Directions ▸ All of the entries below should be copied exactly as they appear.

_ _ _ _ _

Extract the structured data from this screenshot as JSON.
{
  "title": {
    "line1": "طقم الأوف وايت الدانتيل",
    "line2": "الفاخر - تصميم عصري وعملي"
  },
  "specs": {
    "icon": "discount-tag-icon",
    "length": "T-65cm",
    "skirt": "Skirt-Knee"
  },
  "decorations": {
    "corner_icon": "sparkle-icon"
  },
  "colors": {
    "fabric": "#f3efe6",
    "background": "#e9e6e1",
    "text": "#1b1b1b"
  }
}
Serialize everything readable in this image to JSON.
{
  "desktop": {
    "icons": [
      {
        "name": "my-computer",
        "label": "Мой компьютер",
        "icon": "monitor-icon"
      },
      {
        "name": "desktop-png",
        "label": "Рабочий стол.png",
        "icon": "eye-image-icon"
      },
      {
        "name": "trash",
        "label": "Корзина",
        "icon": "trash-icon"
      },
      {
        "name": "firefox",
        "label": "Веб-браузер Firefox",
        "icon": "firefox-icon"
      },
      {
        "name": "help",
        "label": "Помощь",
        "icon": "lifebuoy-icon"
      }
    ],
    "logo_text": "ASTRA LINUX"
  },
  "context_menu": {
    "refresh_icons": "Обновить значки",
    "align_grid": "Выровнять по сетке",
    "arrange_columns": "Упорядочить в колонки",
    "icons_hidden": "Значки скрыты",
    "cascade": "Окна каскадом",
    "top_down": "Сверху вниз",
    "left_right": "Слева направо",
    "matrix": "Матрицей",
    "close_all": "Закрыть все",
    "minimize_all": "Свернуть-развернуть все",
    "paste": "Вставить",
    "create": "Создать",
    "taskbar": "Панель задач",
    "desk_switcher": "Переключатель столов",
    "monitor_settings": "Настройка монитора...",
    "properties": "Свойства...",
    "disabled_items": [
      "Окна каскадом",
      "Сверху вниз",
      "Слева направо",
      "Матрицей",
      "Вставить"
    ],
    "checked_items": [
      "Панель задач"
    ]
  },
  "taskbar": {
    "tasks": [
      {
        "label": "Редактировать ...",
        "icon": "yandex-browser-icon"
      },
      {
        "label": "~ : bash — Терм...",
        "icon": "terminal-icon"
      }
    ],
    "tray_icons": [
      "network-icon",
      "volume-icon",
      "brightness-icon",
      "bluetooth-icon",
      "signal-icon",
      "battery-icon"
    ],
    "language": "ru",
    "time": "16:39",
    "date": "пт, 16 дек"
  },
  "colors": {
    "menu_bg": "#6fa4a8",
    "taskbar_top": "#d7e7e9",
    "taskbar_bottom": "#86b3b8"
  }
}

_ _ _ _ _

Task result ▸
Extract the structured data from this screenshot as JSON.
{
  "title": {
    "line1": "طقم الأوف وايت الدانتيل",
    "line2": "الفاخر - تصميم عصري وعملي"
  },
  "specs": {
    "icon": "discount-tag-icon",
    "length": "T-65cm",
    "skirt": "Skirt-Knee"
  },
  "decorations": {
    "corner_icon": "sparkle-icon"
  },
  "colors": {
    "fabric": "#f3efe6",
    "background": "#e9e6e1",
    "text": "#1b1b1b"
  }
}
Serialize everything readable in this image to JSON.
{
  "desktop": {
    "icons": [
      {
        "name": "my-computer",
        "label": "Мой компьютер",
        "icon": "monitor-icon"
      },
      {
        "name": "desktop-png",
        "label": "Рабочий стол.png",
        "icon": "eye-image-icon"
      },
      {
        "name": "trash",
        "label": "Корзина",
        "icon": "trash-icon"
      },
      {
        "name": "firefox",
        "label": "Веб-браузер Firefox",
        "icon": "firefox-icon"
      },
      {
        "name": "help",
        "label": "Помощь",
        "icon": "lifebuoy-icon"
      }
    ],
    "logo_text": "ASTRA LINUX"
  },
  "context_menu": {
    "refresh_icons": "Обновить значки",
    "align_grid": "Выровнять по сетке",
    "arrange_columns": "Упорядочить в колонки",
    "icons_hidden": "Значки скрыты",
    "cascade": "Окна каскадом",
    "top_down": "Сверху вниз",
    "left_right": "Слева направо",
    "matrix": "Матрицей",
    "close_all": "Закрыть все",
    "minimize_all": "Свернуть-развернуть все",
    "paste": "Вставить",
    "create": "Создать",
    "taskbar": "Панель задач",
    "desk_switcher": "Переключатель столов",
    "monitor_settings": "Настройка монитора...",
    "properties": "Свойства...",
    "disabled_items": [
      "Окна каскадом",
      "Сверху вниз",
      "Слева направо",
      "Матрицей",
      "Вставить"
    ],
    "checked_items": [
      "Панель задач"
    ]
  },
  "taskbar": {
    "tasks": [
      {
        "label": "Редактировать ...",
        "icon": "yandex-browser-icon"
      },
      {
        "label": "~ : bash — Терм...",
        "icon": "terminal-icon"
      }
    ],
    "tray_icons": [
      "network-icon",
      "volume-icon",
      "brightness-icon",
      "bluetooth-icon",
      "signal-icon",
      "battery-icon"
    ],
    "language": "ru",
    "time": "16:39",
    "date": "пт, 16 дек"
  },
  "colors": {
    "menu_bg": "#6fa4a8",
    "taskbar_top": "#d7e7e9",
    "taskbar_bottom": "#86b3b8"
  }
}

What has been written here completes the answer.